The Ethiopian church followed the Coptic (Egyptian) church (now called the Coptic Orthodox Church of Alexandria) in rejecting the Christological decision issued by the Council of Chalcedon in 451 CE that the human and divine natures of Jesus Christ were equally present in one person without commingling. Opposed to this dyophysitism, or two-nature doctrine, the Coptic and Ethiopian churches held that the human and divine natures were equally present through the mystery of the Incarnation within a single nature. This position—called miaphysitism, or single-nature doctrine—was interpreted by the Roman and Greek churches as a heresy called monophysitism, the belief that Christ had only one nature, which was divine.
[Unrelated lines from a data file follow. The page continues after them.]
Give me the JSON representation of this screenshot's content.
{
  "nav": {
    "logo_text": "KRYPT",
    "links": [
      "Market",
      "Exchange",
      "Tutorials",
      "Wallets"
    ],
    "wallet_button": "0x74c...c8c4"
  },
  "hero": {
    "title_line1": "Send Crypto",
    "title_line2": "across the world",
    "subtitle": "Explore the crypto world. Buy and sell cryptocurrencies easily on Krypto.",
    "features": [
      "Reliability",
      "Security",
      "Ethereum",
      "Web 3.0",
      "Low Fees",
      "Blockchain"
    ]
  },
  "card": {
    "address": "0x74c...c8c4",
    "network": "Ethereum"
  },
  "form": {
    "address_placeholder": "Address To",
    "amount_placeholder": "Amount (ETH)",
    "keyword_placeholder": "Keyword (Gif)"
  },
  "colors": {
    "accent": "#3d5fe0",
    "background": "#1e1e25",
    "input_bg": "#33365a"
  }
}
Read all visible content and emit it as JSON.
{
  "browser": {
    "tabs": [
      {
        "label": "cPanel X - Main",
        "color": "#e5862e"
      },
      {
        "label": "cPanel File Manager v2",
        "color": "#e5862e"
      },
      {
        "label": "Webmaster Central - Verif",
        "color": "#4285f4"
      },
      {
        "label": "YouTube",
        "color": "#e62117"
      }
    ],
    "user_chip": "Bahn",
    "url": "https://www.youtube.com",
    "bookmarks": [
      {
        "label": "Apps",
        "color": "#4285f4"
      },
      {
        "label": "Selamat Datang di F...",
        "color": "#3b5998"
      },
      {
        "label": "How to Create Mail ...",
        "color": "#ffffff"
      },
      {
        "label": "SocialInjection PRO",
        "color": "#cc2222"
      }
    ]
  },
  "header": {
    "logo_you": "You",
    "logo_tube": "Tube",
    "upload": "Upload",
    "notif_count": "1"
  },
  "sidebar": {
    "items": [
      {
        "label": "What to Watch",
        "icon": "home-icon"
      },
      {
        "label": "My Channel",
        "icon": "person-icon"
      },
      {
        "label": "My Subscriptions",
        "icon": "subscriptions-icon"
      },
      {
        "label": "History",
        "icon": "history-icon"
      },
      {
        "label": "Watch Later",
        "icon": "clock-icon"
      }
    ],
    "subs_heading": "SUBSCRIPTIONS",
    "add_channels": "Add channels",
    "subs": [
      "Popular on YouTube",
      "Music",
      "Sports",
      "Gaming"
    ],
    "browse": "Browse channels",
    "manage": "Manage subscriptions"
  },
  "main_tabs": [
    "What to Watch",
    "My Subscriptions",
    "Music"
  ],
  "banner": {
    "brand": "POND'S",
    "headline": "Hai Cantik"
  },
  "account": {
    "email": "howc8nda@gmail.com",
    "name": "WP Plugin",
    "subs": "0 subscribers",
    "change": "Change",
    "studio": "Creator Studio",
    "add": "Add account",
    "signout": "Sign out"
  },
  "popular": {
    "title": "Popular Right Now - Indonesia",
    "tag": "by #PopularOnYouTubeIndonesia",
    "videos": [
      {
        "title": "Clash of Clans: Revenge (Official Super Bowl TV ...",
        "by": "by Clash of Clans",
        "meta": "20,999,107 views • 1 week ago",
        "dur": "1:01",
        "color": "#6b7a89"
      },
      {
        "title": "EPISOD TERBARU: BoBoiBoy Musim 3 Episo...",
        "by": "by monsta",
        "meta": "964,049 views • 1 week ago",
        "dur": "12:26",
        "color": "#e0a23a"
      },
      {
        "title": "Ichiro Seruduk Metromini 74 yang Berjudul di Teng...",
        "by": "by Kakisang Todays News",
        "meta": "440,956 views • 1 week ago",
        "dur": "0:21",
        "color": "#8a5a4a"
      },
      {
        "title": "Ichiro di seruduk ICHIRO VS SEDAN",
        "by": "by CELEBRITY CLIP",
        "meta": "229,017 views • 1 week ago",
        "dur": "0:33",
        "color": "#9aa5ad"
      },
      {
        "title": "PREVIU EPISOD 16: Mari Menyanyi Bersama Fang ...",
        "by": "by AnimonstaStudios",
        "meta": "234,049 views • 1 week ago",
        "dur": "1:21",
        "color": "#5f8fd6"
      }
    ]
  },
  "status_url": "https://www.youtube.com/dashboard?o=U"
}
The Ethiopian church included into its name the word tewahedo, a Geʿez word meaning “unity” and expressing the church’s miaphysite belief. Like other so-called non-Chalcedonian (also referred to as Oriental Orthodox) churches, it was cut off from dialogue with the Roman Catholic and Eastern Orthodox churches until the mid-20th century, when many of the Christological disputes that arose from Chalcedon were resolved through ecumenical dialogue.
In the 7th century the conquests of the Muslim Arabs cut off the Ethiopian church from contact with most of its Christian neighbours. The church absorbed various syncretic beliefs in the following centuries, but contact with the outside Christian world was maintained through the Ethiopian monastery in Jerusalem.
Beginning in the 12th century, the patriarch of Alexandria appointed the Ethiopian archbishop, known as the abuna (Arabic: “our father”), who was always an Egyptian Coptic monk; this created a rivalry with the native itshage (abbot general) of the strong Ethiopian monastic community. Attempts to shake Egyptian Coptic control were made from time to time, but it was not until 1929 that a compromise was effected: an Egyptian monk was again appointed abuna, but four Ethiopian bishops were also consecrated as his auxiliaries. A native Ethiopian abuna, Basil, was finally appointed in 1950, and in 1959 an autonomous Ethiopian patriarchate was established, although the church continued to recognize the honorary primacy of the Coptic patriarch. When neighbouring Eritrea gained independence from Ethiopia in 1993, it appealed to Pope Shenouda III, the patriarch of the Coptic church, for autocephaly. This was granted in 1994; the Ethiopian church assented in 1998 to the independence of the new Eritrean Orthodox Tewahedo Church.